The Trouble With Ticks

By April 9, 2012Uncategorized

The Trouble with Ticks, by Dr. Jeff Todd

Warning - Tick Infested AreaMany of us really never think about ticks unless we see them attached to our wandering dogs or cats. If we’re not actively hiking in the woods ourselves, ticks really go into the “out of sight, out of mind” category.

But in the case of ticks, out of sight, out of mind is a dangerous strategy. You see, while a flea bite is a nuisance- and can create a seriously itchy spot if you’re allergic- ticks can, and do, transmit some serious diseases.

Did you know that North Carolina has one of the highest rates of infection for Rocky Mountain Spotted Fever in the entire United States— with most diagnosed infections occurring in children? At a recent conference I saw a veterinarian review the case of a 2-year old boy that died of Rocky Mountain Spotted Fever. The pediatrician misdiagnosed the rash, and didn’t start life saving treatment soon enough – a tick borne disease just wasn’t on anyone’s radar.

For many years, transmission of Lyme disease by ticks was thought to be problem only northerners had to worry about, but no longer – Lyme disease is now being diagnosed in humans in Western North Carolina.  If you’d like to see detailed numbers of the prevalence tick borne disease in companion pets click here.

Why is it so important to control for ticks year round in our area?

  1. We have LOTS of ticks in our beautiful mountains. Large deer and coyote populations provide hosts to breed lots of ticks. Ticks generally use the “ambush” strategy to get on a host —- they climb onto vegetation and wait for passing hosts to brush against the vegetation. Once they feel the slightest vibration, they extend their forelegs and immediately release to crawl onto the host.  You’re pet may bring that dangerous hitchhiker right into your house.
  2. Great weather. It only takes the slightest bit of warmth for ticks to wake up and try to find a meal. Ticks don’t think “hey, it may be 20 degrees tomorrow night”.  Any bit of warm weather takes them out of their dormant state.
  3. Some stages of tick are really, really small. A couple months ago I told you about people who didn’t realize they’d been bitten by a bat…. Most people diagnosed with a tick disease don’t remember being bitten.
  4. Ticks are really disgusting. For guidelines on what to do about a tick attached to you or your pets, click here.

Here are this month’s recommendations:

  1. To reliably control fleas and ticks you must use a preventative on each and every pet in your home and yard each and every month.
  2. We recommend Frontline Plus because it controls for both fleas and ticks, in both dogs and cats.
  3. If you never want to have to detach a dead tick from your dog, we carry the latest generation of Frontline products – Frontline Tritak.

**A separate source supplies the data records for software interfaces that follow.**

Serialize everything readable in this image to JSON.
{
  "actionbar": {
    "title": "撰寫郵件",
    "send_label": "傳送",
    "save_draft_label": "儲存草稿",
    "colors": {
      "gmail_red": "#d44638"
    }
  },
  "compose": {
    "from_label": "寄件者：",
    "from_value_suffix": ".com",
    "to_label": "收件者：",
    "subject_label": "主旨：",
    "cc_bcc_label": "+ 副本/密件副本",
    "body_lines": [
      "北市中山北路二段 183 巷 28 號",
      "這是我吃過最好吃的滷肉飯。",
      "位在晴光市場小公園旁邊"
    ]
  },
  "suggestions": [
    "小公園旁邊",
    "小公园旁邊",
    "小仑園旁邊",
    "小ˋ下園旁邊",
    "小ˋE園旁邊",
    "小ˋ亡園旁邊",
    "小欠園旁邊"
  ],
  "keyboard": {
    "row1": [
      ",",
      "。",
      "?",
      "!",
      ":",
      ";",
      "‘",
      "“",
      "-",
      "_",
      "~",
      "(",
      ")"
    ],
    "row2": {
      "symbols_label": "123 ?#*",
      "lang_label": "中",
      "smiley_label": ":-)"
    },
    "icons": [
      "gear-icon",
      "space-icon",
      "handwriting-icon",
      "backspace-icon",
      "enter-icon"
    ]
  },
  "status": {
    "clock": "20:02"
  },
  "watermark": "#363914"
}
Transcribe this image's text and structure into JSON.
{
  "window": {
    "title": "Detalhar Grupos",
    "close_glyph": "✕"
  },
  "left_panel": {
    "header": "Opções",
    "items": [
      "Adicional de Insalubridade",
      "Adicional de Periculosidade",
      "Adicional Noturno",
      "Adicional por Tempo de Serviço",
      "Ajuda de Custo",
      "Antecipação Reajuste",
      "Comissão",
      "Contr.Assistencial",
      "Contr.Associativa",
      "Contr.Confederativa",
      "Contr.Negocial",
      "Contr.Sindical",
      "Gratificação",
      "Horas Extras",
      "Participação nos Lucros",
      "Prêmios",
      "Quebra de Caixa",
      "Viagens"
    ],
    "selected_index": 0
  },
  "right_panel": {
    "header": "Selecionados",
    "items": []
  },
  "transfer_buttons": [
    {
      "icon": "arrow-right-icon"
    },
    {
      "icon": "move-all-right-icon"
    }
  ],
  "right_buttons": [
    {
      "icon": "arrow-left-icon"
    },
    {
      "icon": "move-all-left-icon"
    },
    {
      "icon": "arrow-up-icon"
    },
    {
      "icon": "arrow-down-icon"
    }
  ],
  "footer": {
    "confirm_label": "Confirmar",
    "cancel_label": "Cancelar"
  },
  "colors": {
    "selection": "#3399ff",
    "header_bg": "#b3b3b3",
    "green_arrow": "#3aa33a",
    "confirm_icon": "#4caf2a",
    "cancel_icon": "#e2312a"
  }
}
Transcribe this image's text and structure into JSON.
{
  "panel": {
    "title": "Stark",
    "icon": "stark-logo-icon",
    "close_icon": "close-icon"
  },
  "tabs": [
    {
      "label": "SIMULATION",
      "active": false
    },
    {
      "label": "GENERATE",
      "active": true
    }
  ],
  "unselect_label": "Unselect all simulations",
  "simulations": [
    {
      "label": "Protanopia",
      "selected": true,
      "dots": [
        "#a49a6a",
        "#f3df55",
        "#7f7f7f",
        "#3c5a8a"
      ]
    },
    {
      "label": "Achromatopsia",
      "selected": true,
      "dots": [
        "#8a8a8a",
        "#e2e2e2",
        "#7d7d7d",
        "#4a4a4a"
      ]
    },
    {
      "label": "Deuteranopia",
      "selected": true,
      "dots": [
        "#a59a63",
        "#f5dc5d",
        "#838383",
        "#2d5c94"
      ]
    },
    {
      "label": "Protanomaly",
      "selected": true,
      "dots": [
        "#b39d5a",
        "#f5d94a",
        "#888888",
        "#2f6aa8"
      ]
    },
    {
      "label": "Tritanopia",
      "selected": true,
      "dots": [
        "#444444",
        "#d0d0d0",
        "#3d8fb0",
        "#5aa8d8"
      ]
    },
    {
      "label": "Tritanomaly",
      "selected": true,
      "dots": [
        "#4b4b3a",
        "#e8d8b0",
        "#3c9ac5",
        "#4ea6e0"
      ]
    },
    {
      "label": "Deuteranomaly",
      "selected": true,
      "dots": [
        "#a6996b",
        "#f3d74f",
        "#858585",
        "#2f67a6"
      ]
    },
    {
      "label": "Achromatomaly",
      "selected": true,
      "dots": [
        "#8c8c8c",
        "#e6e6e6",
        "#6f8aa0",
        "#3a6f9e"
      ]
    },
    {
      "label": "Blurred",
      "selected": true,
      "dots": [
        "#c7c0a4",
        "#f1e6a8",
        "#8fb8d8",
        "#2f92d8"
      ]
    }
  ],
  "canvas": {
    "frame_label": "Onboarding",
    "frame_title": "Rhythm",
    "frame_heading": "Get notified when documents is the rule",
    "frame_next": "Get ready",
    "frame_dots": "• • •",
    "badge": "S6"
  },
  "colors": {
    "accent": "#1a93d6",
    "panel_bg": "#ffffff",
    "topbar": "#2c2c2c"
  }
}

This is product has the fastest kill time of any generation of Frontline products. It’s generally going to kill ticks before they attach.
  4. For those of you who are fans of Comfortis, be aware that it does not have a claim for killing ticks. We have Preventic collars at the office for those pets on Comfortis for flea control.
  5. When you go hiking with your pets – wear light colored pants so that you can see ticks easily, tuck in your pant legs, stay in the middle of the trail, and give yourself a good tick check when you get home.
dtodd

Author dtodd

More posts by dtodd